Positive signs in this area have been seen recently. The HSE NIMIS (National Integrated Medical Imaging System) project is investing over €40m in providing state of the art electronic radiology systems for 35 Irish hospitals. NIMIS will make Ireland’s radiological services ‘filmless’ and enable secure and rapid movement of patient image data throughout the health service. This new imaging system will allow doctors to electronically view their patient’s diagnostic images, such as X-Rays and CT Scans, quickly and easily. The rapid access and availability of patient’s records to health professionals is a significant step for patient safety. NIMIS will be installed in 35 hospitals within a three year period starting from 2010.
From a job seeker’s point of view, this is just as exciting an area to look for progression. There are three main routes of entry; IT, scientific and clinical. From a scientific point-of-view areas such as LIMS (Laboratory Information Management Systems) and Computer System Validation in the life sciences can be of interest to companies providing connected health solutions. From a clinical perspective, technical radiographers are often attractive as potential candidates, especially on the client-facing side of the business. Their technical expertise and practical experience of the healthcare system ideally places them in a situation to act as trainer, mentor and mediator between the implementation team and the Client (hospital or healthcare institution).
As more public investment is necessarily allotted to this area, opportunities will exist for both professionals and companies to flourish, especially for those who have the necessary skills in the underlying areas of IT, medical devices and diagnostic radiography. Challenges exists though, particularly in the context of current policies in healthcare management, highlighted in the Connected Health Report by BioBusiness Ltd. Reform of management structures and policies are an essential prerequisite to the implementation of large scale connected health projects within Ireland leading to more efficient, more effective, more advanced and ultimately safer patient care.

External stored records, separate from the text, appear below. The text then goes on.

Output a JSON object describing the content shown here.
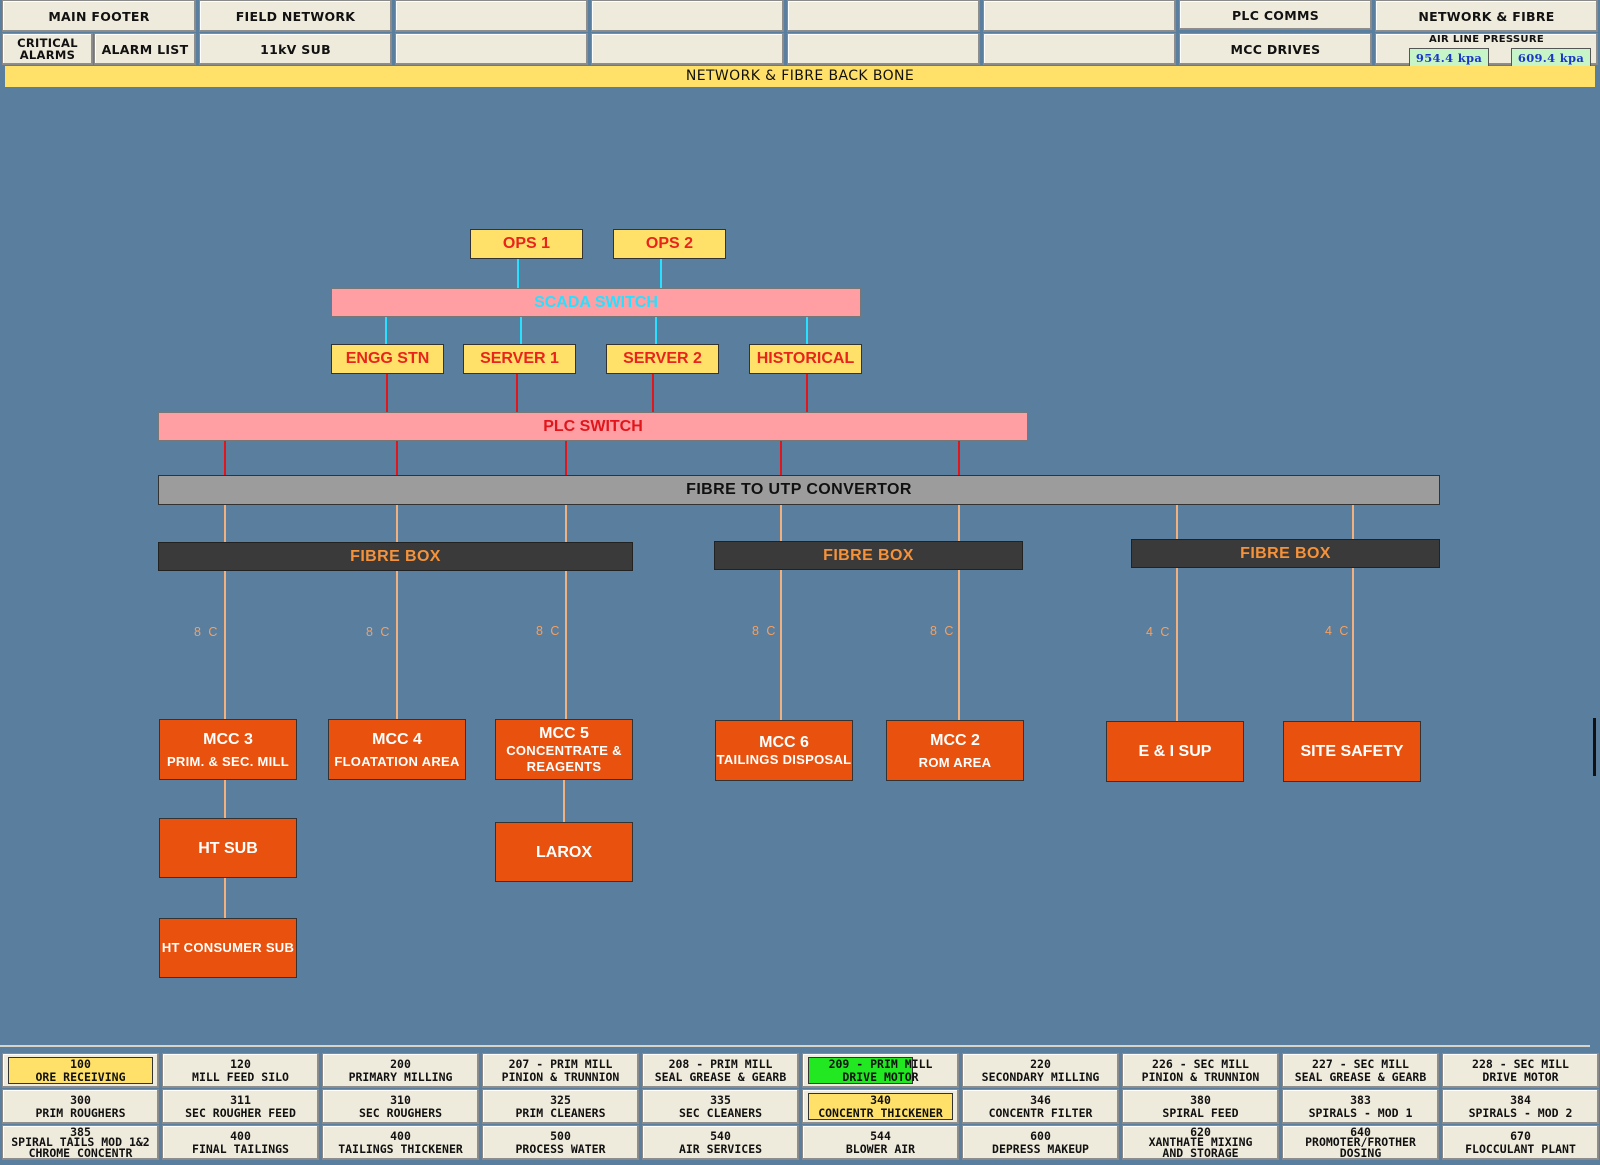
{
  "top_nav": {
    "main_footer": "MAIN FOOTER",
    "field_network": "FIELD NETWORK",
    "plc_comms": "PLC COMMS",
    "network_fibre": "NETWORK & FIBRE",
    "critical_alarms_1": "CRITICAL",
    "critical_alarms_2": "ALARMS",
    "alarm_list": "ALARM LIST",
    "sub_11kv": "11kV SUB",
    "mcc_drives": "MCC DRIVES",
    "air_line_pressure": "AIR LINE PRESSURE",
    "pressure_1": "954.4 kpa",
    "pressure_2": "609.4 kpa"
  },
  "page_title": "NETWORK & FIBRE BACK BONE",
  "diagram": {
    "ops1": "OPS 1",
    "ops2": "OPS 2",
    "scada_switch": "SCADA SWITCH",
    "engg_stn": "ENGG STN",
    "server1": "SERVER 1",
    "server2": "SERVER 2",
    "historical": "HISTORICAL",
    "plc_switch": "PLC SWITCH",
    "fibre_convertor": "FIBRE TO UTP CONVERTOR",
    "fibre_box": "FIBRE BOX",
    "cable_8c": "8 C",
    "cable_4c": "4 C",
    "mcc3": "MCC 3",
    "mcc3_sub": "PRIM. & SEC. MILL",
    "mcc4": "MCC 4",
    "mcc4_sub": "FLOATATION AREA",
    "mcc5": "MCC 5",
    "mcc5_sub1": "CONCENTRATE &",
    "mcc5_sub2": "REAGENTS",
    "mcc6": "MCC 6",
    "mcc6_sub": "TAILINGS DISPOSAL",
    "mcc2": "MCC 2",
    "mcc2_sub": "ROM AREA",
    "ei_sup": "E & I SUP",
    "site_safety": "SITE SAFETY",
    "ht_sub": "HT SUB",
    "larox": "LAROX",
    "ht_consumer_sub": "HT CONSUMER SUB"
  },
  "colors": {
    "background": "#5a7e9e",
    "yellow": "#ffe16a",
    "pink": "#ff9fa3",
    "orange": "#e8520e",
    "red_line": "#e0161c",
    "cyan_line": "#28e0ff",
    "fibre_line": "#f0b080",
    "running_green": "#22e822"
  },
  "bottom_nav": {
    "row1": [
      {
        "l1": "100",
        "l2": "ORE RECEIVING",
        "hl": "yellow"
      },
      {
        "l1": "120",
        "l2": "MILL FEED SILO"
      },
      {
        "l1": "200",
        "l2": "PRIMARY MILLING"
      },
      {
        "l1": "207 - PRIM MILL",
        "l2": "PINION & TRUNNION"
      },
      {
        "l1": "208 - PRIM MILL",
        "l2": "SEAL GREASE & GEARB"
      },
      {
        "l1": "209 - PRIM MILL",
        "l2": "DRIVE MOTOR",
        "hl": "green"
      },
      {
        "l1": "220",
        "l2": "SECONDARY MILLING"
      },
      {
        "l1": "226 - SEC MILL",
        "l2": "PINION & TRUNNION"
      },
      {
        "l1": "227 - SEC MILL",
        "l2": "SEAL GREASE & GEARB"
      },
      {
        "l1": "228 - SEC MILL",
        "l2": "DRIVE MOTOR"
      }
    ],
    "row2": [
      {
        "l1": "300",
        "l2": "PRIM ROUGHERS"
      },
      {
        "l1": "311",
        "l2": "SEC ROUGHER FEED"
      },
      {
        "l1": "310",
        "l2": "SEC ROUGHERS"
      },
      {
        "l1": "325",
        "l2": "PRIM CLEANERS"
      },
      {
        "l1": "335",
        "l2": "SEC CLEANERS"
      },
      {
        "l1": "340",
        "l2": "CONCENTR THICKENER",
        "hl": "yellow"
      },
      {
        "l1": "346",
        "l2": "CONCENTR FILTER"
      },
      {
        "l1": "380",
        "l2": "SPIRAL FEED"
      },
      {
        "l1": "383",
        "l2": "SPIRALS - MOD 1"
      },
      {
        "l1": "384",
        "l2": "SPIRALS - MOD 2"
      }
    ],
    "row3": [
      {
        "l1": "385",
        "l2": "SPIRAL TAILS MOD 1&2",
        "l3": "CHROME CONCENTR"
      },
      {
        "l1": "400",
        "l2": "FINAL TAILINGS"
      },
      {
        "l1": "400",
        "l2": "TAILINGS THICKENER"
      },
      {
        "l1": "500",
        "l2": "PROCESS WATER"
      },
      {
        "l1": "540",
        "l2": "AIR SERVICES"
      },
      {
        "l1": "544",
        "l2": "BLOWER AIR"
      },
      {
        "l1": "600",
        "l2": "DEPRESS MAKEUP"
      },
      {
        "l1": "620",
        "l2": "XANTHATE MIXING",
        "l3": "AND STORAGE"
      },
      {
        "l1": "640",
        "l2": "PROMOTER/FROTHER",
        "l3": "DOSING"
      },
      {
        "l1": "670",
        "l2": "FLOCCULANT PLANT"
      }
    ]
  }
}
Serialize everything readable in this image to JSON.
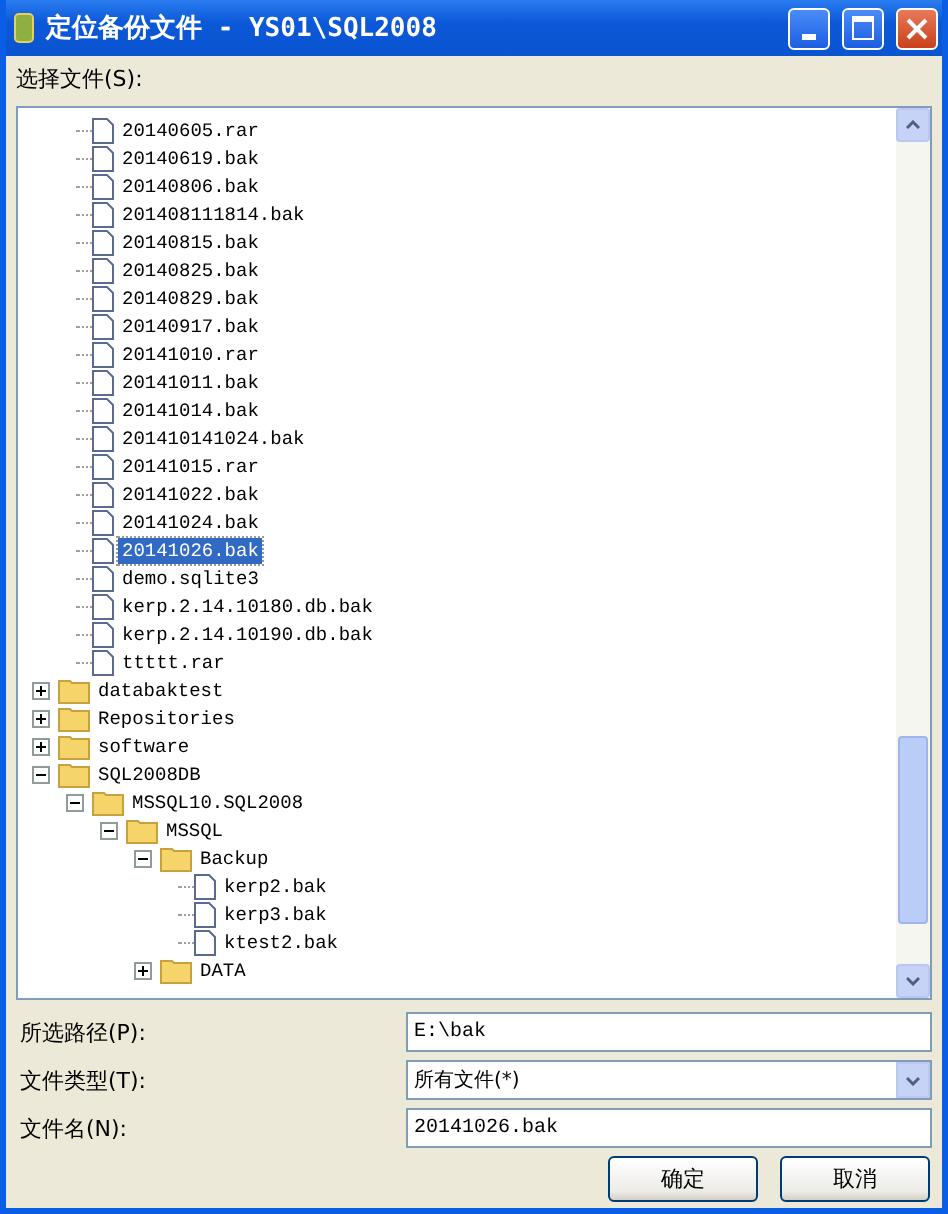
{
  "window": {
    "title": "定位备份文件 - YS01\\SQL2008"
  },
  "tree_label": "选择文件(S):",
  "tree": [
    {
      "children": [
        {
          "kind": "file",
          "label": "20140605.rar",
          "selected": false
        },
        {
          "kind": "file",
          "label": "20140619.bak",
          "selected": false
        },
        {
          "kind": "file",
          "label": "20140806.bak",
          "selected": false
        },
        {
          "kind": "file",
          "label": "201408111814.bak",
          "selected": false
        },
        {
          "kind": "file",
          "label": "20140815.bak",
          "selected": false
        },
        {
          "kind": "file",
          "label": "20140825.bak",
          "selected": false
        },
        {
          "kind": "file",
          "label": "20140829.bak",
          "selected": false
        },
        {
          "kind": "file",
          "label": "20140917.bak",
          "selected": false
        },
        {
          "kind": "file",
          "label": "20141010.rar",
          "selected": false
        },
        {
          "kind": "file",
          "label": "20141011.bak",
          "selected": false
        },
        {
          "kind": "file",
          "label": "20141014.bak",
          "selected": false
        },
        {
          "kind": "file",
          "label": "201410141024.bak",
          "selected": false
        },
        {
          "kind": "file",
          "label": "20141015.rar",
          "selected": false
        },
        {
          "kind": "file",
          "label": "20141022.bak",
          "selected": false
        },
        {
          "kind": "file",
          "label": "20141024.bak",
          "selected": false
        },
        {
          "kind": "file",
          "label": "20141026.bak",
          "selected": true
        },
        {
          "kind": "file",
          "label": "demo.sqlite3",
          "selected": false
        },
        {
          "kind": "file",
          "label": "kerp.2.14.10180.db.bak",
          "selected": false
        },
        {
          "kind": "file",
          "label": "kerp.2.14.10190.db.bak",
          "selected": false
        },
        {
          "kind": "file",
          "label": "ttttt.rar",
          "selected": false
        }
      ]
    },
    {
      "kind": "folder",
      "label": "databaktest",
      "expanded": false,
      "selected": false
    },
    {
      "kind": "folder",
      "label": "Repositories",
      "expanded": false,
      "selected": false
    },
    {
      "kind": "folder",
      "label": "software",
      "expanded": false,
      "selected": false
    },
    {
      "kind": "folder",
      "label": "SQL2008DB",
      "expanded": true,
      "selected": false,
      "children": [
        {
          "kind": "folder",
          "label": "MSSQL10.SQL2008",
          "expanded": true,
          "selected": false,
          "children": [
            {
              "kind": "folder",
              "label": "MSSQL",
              "expanded": true,
              "selected": false,
              "children": [
                {
                  "kind": "folder",
                  "label": "Backup",
                  "expanded": true,
                  "selected": false,
                  "children": [
                    {
                      "kind": "file",
                      "label": "kerp2.bak",
                      "selected": false
                    },
                    {
                      "kind": "file",
                      "label": "kerp3.bak",
                      "selected": false
                    },
                    {
                      "kind": "file",
                      "label": "ktest2.bak",
                      "selected": false
                    }
                  ]
                },
                {
                  "kind": "folder",
                  "label": "DATA",
                  "expanded": false,
                  "selected": false
                }
              ]
            }
          ]
        }
      ]
    }
  ],
  "fields": [
    {
      "kind": "text",
      "label": "所选路径(P):",
      "value": "E:\\bak"
    },
    {
      "kind": "select",
      "label": "文件类型(T):",
      "value": "所有文件(*)"
    },
    {
      "kind": "text",
      "label": "文件名(N):",
      "value": "20141026.bak"
    }
  ],
  "buttons": [
    "确定",
    "取消"
  ]
}
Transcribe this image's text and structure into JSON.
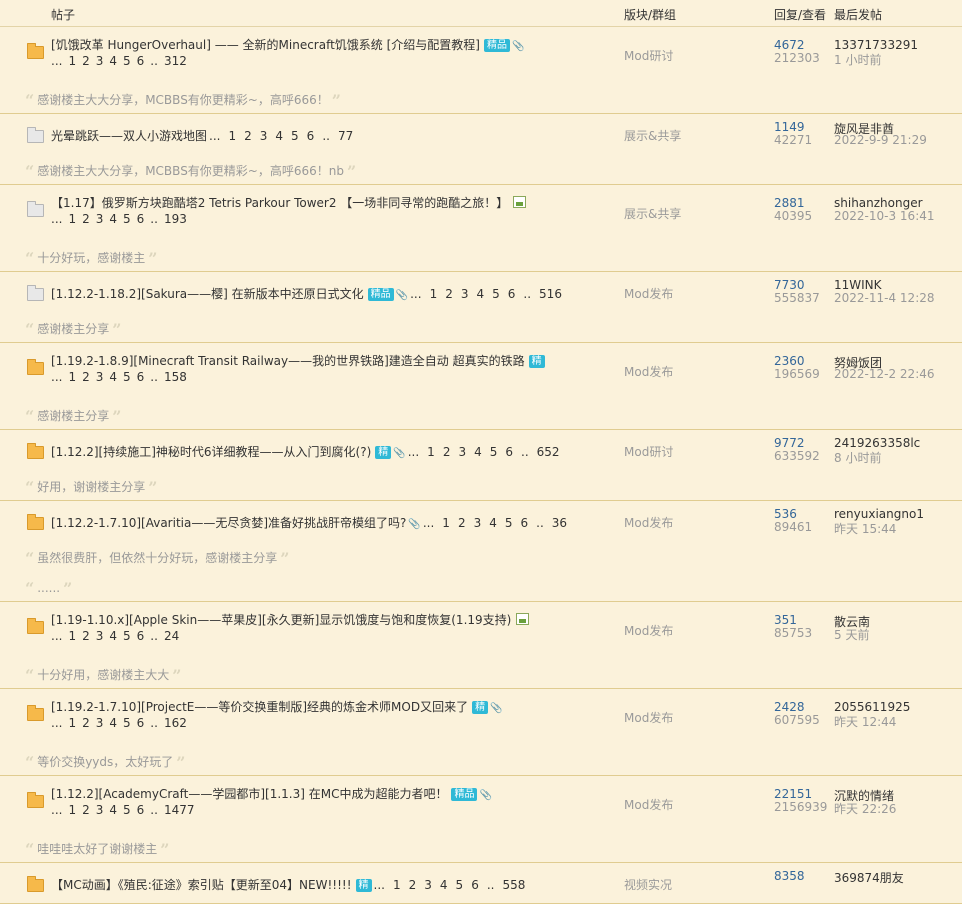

Brian Christensen works with Life Science Recruitment. For more information log on to